A number of assembled expansion boards that provide an ADC are available from third–party vendors.
Raspberry Pi Remote Sensor Monitoring Script
Adafruit provides sample code in Python to read from the ADC via the SPI bus.
Full source for the remote sensor monitoring script can be found at github.com/qqrs/twilio-light-sensor-remote/blob/master/twilio_light_sensor.py.
The monitoring script consists of a polling loop that reads the sensor at a defined interval.
readadc(), a function provided by Adafruit that bit–bangs the SPI communication in software (some versions of the Raspberry Pi did not include hardware SPI).
Sensor state is determined by comparing the ADC value to a fixed threshold: if greater than the threshold, the light is assumed to be on.
A moving average is used as a basic low–pass filter to prevent a noisy read from being interpreted as a change in state.
The sensor state is reported to the server via an HTTP POST request by
update_server_state() whenever the sensor state changes, or at least every 60 seconds when it has not changed.
To run the script, Python packages must be installed.

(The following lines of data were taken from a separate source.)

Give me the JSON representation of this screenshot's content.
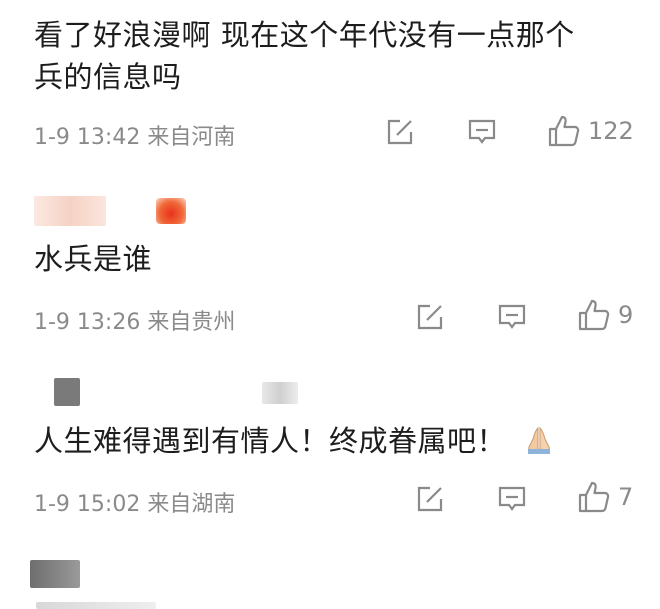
{
  "comments": [
    {
      "text_line1": "看了好浪漫啊  现在这个年代没有一点那个",
      "text_line2": "兵的信息吗",
      "meta": "1-9 13:42 来自河南",
      "likes": "122",
      "icons": [
        "edit-icon",
        "comment-icon",
        "like-icon"
      ]
    },
    {
      "text": "水兵是谁",
      "meta": "1-9 13:26 来自贵州",
      "likes": "9",
      "icons": [
        "edit-icon",
        "comment-icon",
        "like-icon"
      ]
    },
    {
      "text": "人生难得遇到有情人！终成眷属吧！",
      "emoji": "praying-hands-emoji",
      "meta": "1-9 15:02 来自湖南",
      "likes": "7",
      "icons": [
        "edit-icon",
        "comment-icon",
        "like-icon"
      ]
    }
  ],
  "colors": {
    "text": "#1d1d1d",
    "meta": "#8a8a8a",
    "background": "#ffffff"
  }
}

See the Adafruit article
The script can be run at the terminal:
To run the script automatically at boot, it can be added to the end of
immediately before the
exit 0 line:
python /home/pi/twilio_light_sensor/twilio_light_sensor.py &
(modifying the path to script if necessary).
Note that the trailing ampersand
& is required. This forks a subshell and allows the rest of the init sequence to complete.
The script can be stopped by switching to another tty with Ctrl–Alt–F2, logging in, finding the process ID with
ps aux | grep twilio, and killing the process with
With the server running on Heroku and the light sensor attached to the Raspberry Pi, Twilio responds to text messages or voice calls:
The bathroom is vacant or
The bathroom is occupied. Success!